*About this task*
Here is a set of records. Copy them all exactly.

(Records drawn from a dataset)
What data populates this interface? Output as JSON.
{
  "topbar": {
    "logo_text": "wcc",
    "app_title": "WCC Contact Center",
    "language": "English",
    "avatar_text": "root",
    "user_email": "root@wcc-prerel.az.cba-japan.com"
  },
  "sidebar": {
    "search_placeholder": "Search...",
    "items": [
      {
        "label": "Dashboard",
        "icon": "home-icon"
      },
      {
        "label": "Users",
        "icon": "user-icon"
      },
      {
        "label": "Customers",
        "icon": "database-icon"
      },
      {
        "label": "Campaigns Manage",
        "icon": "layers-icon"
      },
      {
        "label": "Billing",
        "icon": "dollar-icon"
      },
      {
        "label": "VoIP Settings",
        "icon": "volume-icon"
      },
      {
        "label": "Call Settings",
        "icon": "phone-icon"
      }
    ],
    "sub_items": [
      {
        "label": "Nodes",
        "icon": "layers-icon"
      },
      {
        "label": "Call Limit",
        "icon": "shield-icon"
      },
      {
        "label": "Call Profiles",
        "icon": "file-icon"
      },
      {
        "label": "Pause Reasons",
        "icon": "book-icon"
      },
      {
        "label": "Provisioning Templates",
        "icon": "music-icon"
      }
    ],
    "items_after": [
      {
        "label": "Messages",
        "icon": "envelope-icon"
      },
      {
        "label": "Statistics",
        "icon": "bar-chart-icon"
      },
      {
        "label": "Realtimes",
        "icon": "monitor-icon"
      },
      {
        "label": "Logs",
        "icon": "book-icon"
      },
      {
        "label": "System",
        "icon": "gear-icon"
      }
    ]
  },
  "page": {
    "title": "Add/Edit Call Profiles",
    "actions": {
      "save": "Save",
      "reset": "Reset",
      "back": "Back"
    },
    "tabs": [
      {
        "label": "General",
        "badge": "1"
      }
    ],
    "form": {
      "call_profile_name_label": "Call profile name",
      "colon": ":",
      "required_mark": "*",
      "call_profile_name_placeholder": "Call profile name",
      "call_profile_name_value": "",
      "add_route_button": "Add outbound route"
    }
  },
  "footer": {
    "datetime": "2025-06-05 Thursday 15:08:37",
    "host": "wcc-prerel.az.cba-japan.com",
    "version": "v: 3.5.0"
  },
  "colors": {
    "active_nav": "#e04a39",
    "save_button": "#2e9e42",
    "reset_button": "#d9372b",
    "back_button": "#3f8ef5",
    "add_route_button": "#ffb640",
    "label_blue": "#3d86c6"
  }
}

*Result of the exercise*
What data populates this interface? Output as JSON.
{
  "topbar": {
    "logo_text": "wcc",
    "app_title": "WCC Contact Center",
    "language": "English",
    "avatar_text": "root",
    "user_email": "root@wcc-prerel.az.cba-japan.com"
  },
  "sidebar": {
    "search_placeholder": "Search...",
    "items": [
      {
        "label": "Dashboard",
        "icon": "home-icon"
      },
      {
        "label": "Users",
        "icon": "user-icon"
      },
      {
        "label": "Customers",
        "icon": "database-icon"
      },
      {
        "label": "Campaigns Manage",
        "icon": "layers-icon"
      },
      {
        "label": "Billing",
        "icon": "dollar-icon"
      },
      {
        "label": "VoIP Settings",
        "icon": "volume-icon"
      },
      {
        "label": "Call Settings",
        "icon": "phone-icon"
      }
    ],
    "sub_items": [
      {
        "label": "Nodes",
        "icon": "layers-icon"
      },
      {
        "label": "Call Limit",
        "icon": "shield-icon"
      },
      {
        "label": "Call Profiles",
        "icon": "file-icon"
      },
      {
        "label": "Pause Reasons",
        "icon": "book-icon"
      },
      {
        "label": "Provisioning Templates",
        "icon": "music-icon"
      }
    ],
    "items_after": [
      {
        "label": "Messages",
        "icon": "envelope-icon"
      },
      {
        "label": "Statistics",
        "icon": "bar-chart-icon"
      },
      {
        "label": "Realtimes",
        "icon": "monitor-icon"
      },
      {
        "label": "Logs",
        "icon": "book-icon"
      },
      {
        "label": "System",
        "icon": "gear-icon"
      }
    ]
  },
  "page": {
    "title": "Add/Edit Call Profiles",
    "actions": {
      "save": "Save",
      "reset": "Reset",
      "back": "Back"
    },
    "tabs": [
      {
        "label": "General",
        "badge": "1"
      }
    ],
    "form": {
      "call_profile_name_label": "Call profile name",
      "colon": ":",
      "required_mark": "*",
      "call_profile_name_placeholder": "Call profile name",
      "call_profile_name_value": "",
      "add_route_button": "Add outbound route"
    }
  },
  "footer": {
    "datetime": "2025-06-05 Thursday 15:08:37",
    "host": "wcc-prerel.az.cba-japan.com",
    "version": "v: 3.5.0"
  },
  "colors": {
    "active_nav": "#e04a39",
    "save_button": "#2e9e42",
    "reset_button": "#d9372b",
    "back_button": "#3f8ef5",
    "add_route_button": "#ffb640",
    "label_blue": "#3d86c6"
  }
}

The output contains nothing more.